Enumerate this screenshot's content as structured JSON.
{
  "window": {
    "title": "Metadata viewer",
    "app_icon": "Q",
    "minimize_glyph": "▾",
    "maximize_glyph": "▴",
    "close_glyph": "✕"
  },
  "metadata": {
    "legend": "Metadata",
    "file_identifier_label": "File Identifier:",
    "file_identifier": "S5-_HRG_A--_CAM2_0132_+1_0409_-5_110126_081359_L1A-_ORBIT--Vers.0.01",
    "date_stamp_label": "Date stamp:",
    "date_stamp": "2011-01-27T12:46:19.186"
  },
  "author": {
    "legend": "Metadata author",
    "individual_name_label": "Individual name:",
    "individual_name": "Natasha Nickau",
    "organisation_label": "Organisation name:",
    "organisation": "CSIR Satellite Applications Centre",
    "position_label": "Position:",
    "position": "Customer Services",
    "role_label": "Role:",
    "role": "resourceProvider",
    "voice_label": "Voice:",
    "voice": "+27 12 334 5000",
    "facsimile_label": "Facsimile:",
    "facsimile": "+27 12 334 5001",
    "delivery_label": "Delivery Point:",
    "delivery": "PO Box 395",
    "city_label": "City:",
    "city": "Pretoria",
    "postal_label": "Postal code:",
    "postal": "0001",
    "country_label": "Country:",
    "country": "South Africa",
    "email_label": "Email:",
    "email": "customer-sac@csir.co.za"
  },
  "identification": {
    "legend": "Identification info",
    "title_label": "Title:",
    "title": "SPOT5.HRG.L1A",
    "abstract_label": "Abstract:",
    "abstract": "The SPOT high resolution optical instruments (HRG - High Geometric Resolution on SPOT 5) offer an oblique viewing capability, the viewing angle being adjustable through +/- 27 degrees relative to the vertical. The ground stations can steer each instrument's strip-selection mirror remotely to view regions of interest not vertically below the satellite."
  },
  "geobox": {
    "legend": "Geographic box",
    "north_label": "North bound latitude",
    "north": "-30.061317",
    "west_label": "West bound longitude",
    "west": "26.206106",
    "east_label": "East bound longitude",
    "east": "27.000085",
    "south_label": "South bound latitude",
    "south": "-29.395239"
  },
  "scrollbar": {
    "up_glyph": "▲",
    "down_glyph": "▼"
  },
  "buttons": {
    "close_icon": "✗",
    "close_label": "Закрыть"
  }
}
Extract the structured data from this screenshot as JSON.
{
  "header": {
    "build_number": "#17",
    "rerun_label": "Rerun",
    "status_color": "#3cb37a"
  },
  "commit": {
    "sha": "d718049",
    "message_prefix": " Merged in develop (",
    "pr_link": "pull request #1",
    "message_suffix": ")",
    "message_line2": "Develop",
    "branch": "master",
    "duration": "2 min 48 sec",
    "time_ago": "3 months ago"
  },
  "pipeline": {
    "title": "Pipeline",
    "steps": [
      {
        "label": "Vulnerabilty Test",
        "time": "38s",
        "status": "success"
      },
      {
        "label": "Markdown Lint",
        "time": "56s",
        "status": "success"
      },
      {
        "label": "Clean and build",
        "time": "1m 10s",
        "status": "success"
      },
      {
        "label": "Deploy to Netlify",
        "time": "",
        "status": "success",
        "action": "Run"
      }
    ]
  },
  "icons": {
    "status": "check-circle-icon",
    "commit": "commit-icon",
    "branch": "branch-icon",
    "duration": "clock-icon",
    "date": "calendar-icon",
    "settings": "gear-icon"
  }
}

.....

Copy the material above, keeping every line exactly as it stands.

Enumerate this screenshot's content as structured JSON.
{
  "window": {
    "title": "Metadata viewer",
    "app_icon": "Q",
    "minimize_glyph": "▾",
    "maximize_glyph": "▴",
    "close_glyph": "✕"
  },
  "metadata": {
    "legend": "Metadata",
    "file_identifier_label": "File Identifier:",
    "file_identifier": "S5-_HRG_A--_CAM2_0132_+1_0409_-5_110126_081359_L1A-_ORBIT--Vers.0.01",
    "date_stamp_label": "Date stamp:",
    "date_stamp": "2011-01-27T12:46:19.186"
  },
  "author": {
    "legend": "Metadata author",
    "individual_name_label": "Individual name:",
    "individual_name": "Natasha Nickau",
    "organisation_label": "Organisation name:",
    "organisation": "CSIR Satellite Applications Centre",
    "position_label": "Position:",
    "position": "Customer Services",
    "role_label": "Role:",
    "role": "resourceProvider",
    "voice_label": "Voice:",
    "voice": "+27 12 334 5000",
    "facsimile_label": "Facsimile:",
    "facsimile": "+27 12 334 5001",
    "delivery_label": "Delivery Point:",
    "delivery": "PO Box 395",
    "city_label": "City:",
    "city": "Pretoria",
    "postal_label": "Postal code:",
    "postal": "0001",
    "country_label": "Country:",
    "country": "South Africa",
    "email_label": "Email:",
    "email": "customer-sac@csir.co.za"
  },
  "identification": {
    "legend": "Identification info",
    "title_label": "Title:",
    "title": "SPOT5.HRG.L1A",
    "abstract_label": "Abstract:",
    "abstract": "The SPOT high resolution optical instruments (HRG - High Geometric Resolution on SPOT 5) offer an oblique viewing capability, the viewing angle being adjustable through +/- 27 degrees relative to the vertical. The ground stations can steer each instrument's strip-selection mirror remotely to view regions of interest not vertically below the satellite."
  },
  "geobox": {
    "legend": "Geographic box",
    "north_label": "North bound latitude",
    "north": "-30.061317",
    "west_label": "West bound longitude",
    "west": "26.206106",
    "east_label": "East bound longitude",
    "east": "27.000085",
    "south_label": "South bound latitude",
    "south": "-29.395239"
  },
  "scrollbar": {
    "up_glyph": "▲",
    "down_glyph": "▼"
  },
  "buttons": {
    "close_icon": "✗",
    "close_label": "Закрыть"
  }
}
Extract the structured data from this screenshot as JSON.
{
  "header": {
    "build_number": "#17",
    "rerun_label": "Rerun",
    "status_color": "#3cb37a"
  },
  "commit": {
    "sha": "d718049",
    "message_prefix": " Merged in develop (",
    "pr_link": "pull request #1",
    "message_suffix": ")",
    "message_line2": "Develop",
    "branch": "master",
    "duration": "2 min 48 sec",
    "time_ago": "3 months ago"
  },
  "pipeline": {
    "title": "Pipeline",
    "steps": [
      {
        "label": "Vulnerabilty Test",
        "time": "38s",
        "status": "success"
      },
      {
        "label": "Markdown Lint",
        "time": "56s",
        "status": "success"
      },
      {
        "label": "Clean and build",
        "time": "1m 10s",
        "status": "success"
      },
      {
        "label": "Deploy to Netlify",
        "time": "",
        "status": "success",
        "action": "Run"
      }
    ]
  },
  "icons": {
    "status": "check-circle-icon",
    "commit": "commit-icon",
    "branch": "branch-icon",
    "duration": "clock-icon",
    "date": "calendar-icon",
    "settings": "gear-icon"
  }
}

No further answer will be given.